#### Assigned task
Repeat every record word for word and omit the images.

Web page and app entries:
────────
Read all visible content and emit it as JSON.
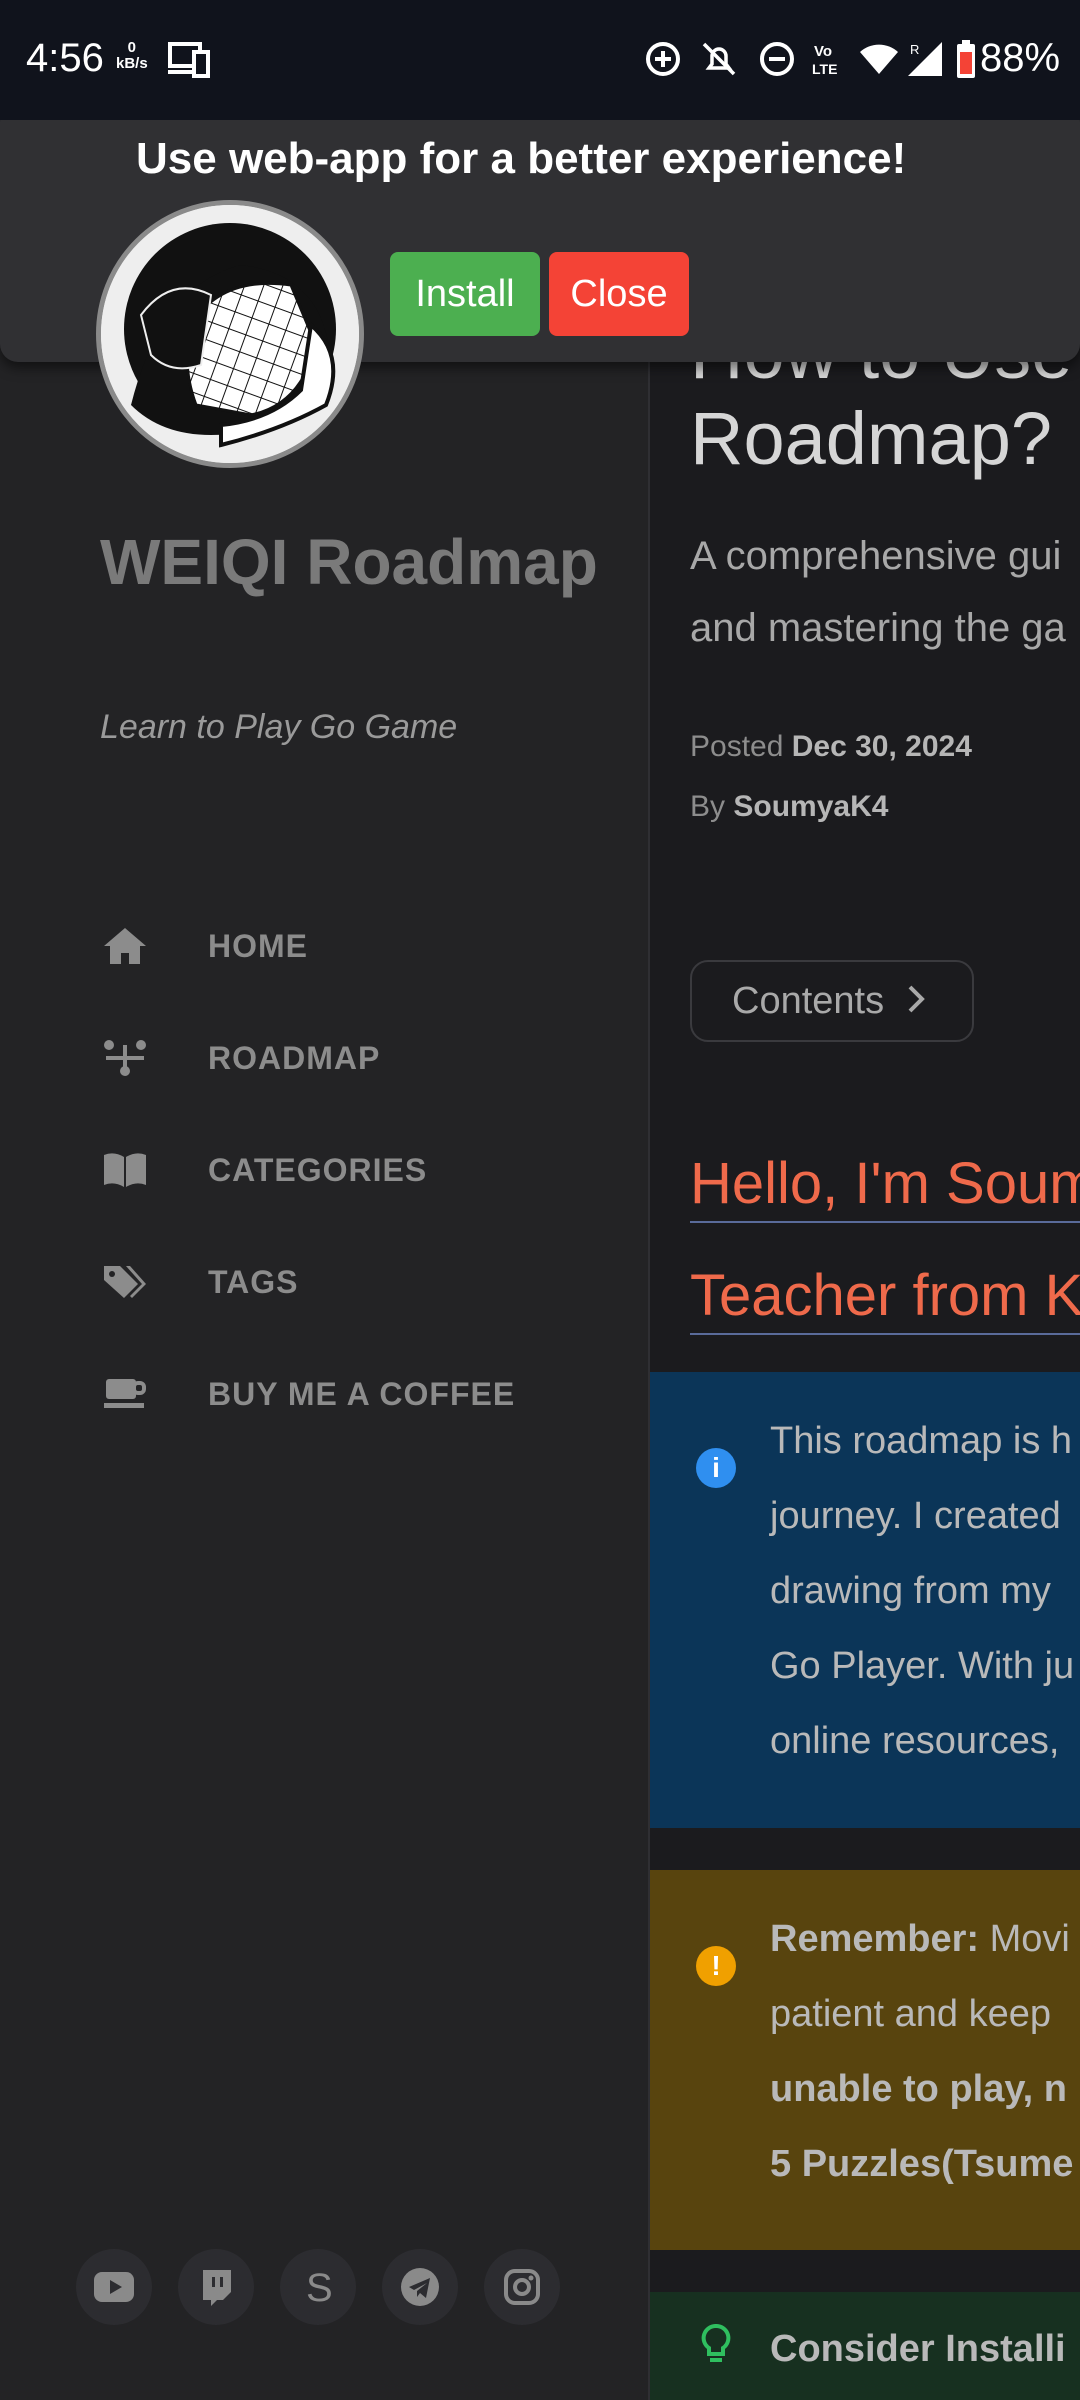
{
  "status_bar": {
    "time": "4:56",
    "net_speed_value": "0",
    "net_speed_unit": "kB/s",
    "battery": "88%"
  },
  "popup": {
    "title": "Use web-app for a better experience!",
    "install_label": "Install",
    "close_label": "Close"
  },
  "sidebar": {
    "title": "WEIQI Roadmap",
    "subtitle": "Learn to Play Go Game",
    "nav": [
      {
        "label": "HOME",
        "icon": "home-icon"
      },
      {
        "label": "ROADMAP",
        "icon": "roadmap-icon"
      },
      {
        "label": "CATEGORIES",
        "icon": "book-icon"
      },
      {
        "label": "TAGS",
        "icon": "tags-icon"
      },
      {
        "label": "BUY ME A COFFEE",
        "icon": "coffee-icon"
      }
    ],
    "socials": [
      "youtube-icon",
      "twitch-icon",
      "s-icon",
      "telegram-icon",
      "instagram-icon"
    ]
  },
  "post": {
    "title_line1": "How to Use",
    "title_line2": "Roadmap?",
    "desc_line1": "A comprehensive gui",
    "desc_line2": "and mastering the ga",
    "posted_label": "Posted",
    "posted_date": "Dec 30, 2024",
    "by_label": "By",
    "author": "SoumyaK4",
    "contents_label": "Contents",
    "hello_line1": "Hello, I'm Soum",
    "hello_line2": "Teacher from K"
  },
  "info_box": {
    "lines": [
      "This roadmap is h",
      "journey. I created",
      "drawing from my",
      "Go Player. With ju",
      "online resources,"
    ]
  },
  "warning_box": {
    "bold": "Remember:",
    "line1_rest": " Movi",
    "line2": "patient and keep",
    "line3_bold": "unable to play, n",
    "line4_bold": "5 Puzzles(Tsume"
  },
  "tip_box": {
    "bold": "Consider Installi"
  },
  "colors": {
    "accent_heading": "#ef6a4b",
    "install": "#4caf50",
    "close": "#f44336",
    "info_bg": "#0b3558",
    "warning_bg": "#58440e",
    "tip_bg": "#173020"
  }
}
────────
#### Written solution
Read all visible content and emit it as JSON.
{
  "status_bar": {
    "time": "4:56",
    "net_speed_value": "0",
    "net_speed_unit": "kB/s",
    "battery": "88%"
  },
  "popup": {
    "title": "Use web-app for a better experience!",
    "install_label": "Install",
    "close_label": "Close"
  },
  "sidebar": {
    "title": "WEIQI Roadmap",
    "subtitle": "Learn to Play Go Game",
    "nav": [
      {
        "label": "HOME",
        "icon": "home-icon"
      },
      {
        "label": "ROADMAP",
        "icon": "roadmap-icon"
      },
      {
        "label": "CATEGORIES",
        "icon": "book-icon"
      },
      {
        "label": "TAGS",
        "icon": "tags-icon"
      },
      {
        "label": "BUY ME A COFFEE",
        "icon": "coffee-icon"
      }
    ],
    "socials": [
      "youtube-icon",
      "twitch-icon",
      "s-icon",
      "telegram-icon",
      "instagram-icon"
    ]
  },
  "post": {
    "title_line1": "How to Use",
    "title_line2": "Roadmap?",
    "desc_line1": "A comprehensive gui",
    "desc_line2": "and mastering the ga",
    "posted_label": "Posted",
    "posted_date": "Dec 30, 2024",
    "by_label": "By",
    "author": "SoumyaK4",
    "contents_label": "Contents",
    "hello_line1": "Hello, I'm Soum",
    "hello_line2": "Teacher from K"
  },
  "info_box": {
    "lines": [
      "This roadmap is h",
      "journey. I created",
      "drawing from my",
      "Go Player. With ju",
      "online resources,"
    ]
  },
  "warning_box": {
    "bold": "Remember:",
    "line1_rest": " Movi",
    "line2": "patient and keep",
    "line3_bold": "unable to play, n",
    "line4_bold": "5 Puzzles(Tsume"
  },
  "tip_box": {
    "bold": "Consider Installi"
  },
  "colors": {
    "accent_heading": "#ef6a4b",
    "install": "#4caf50",
    "close": "#f44336",
    "info_bg": "#0b3558",
    "warning_bg": "#58440e",
    "tip_bg": "#173020"
  }
}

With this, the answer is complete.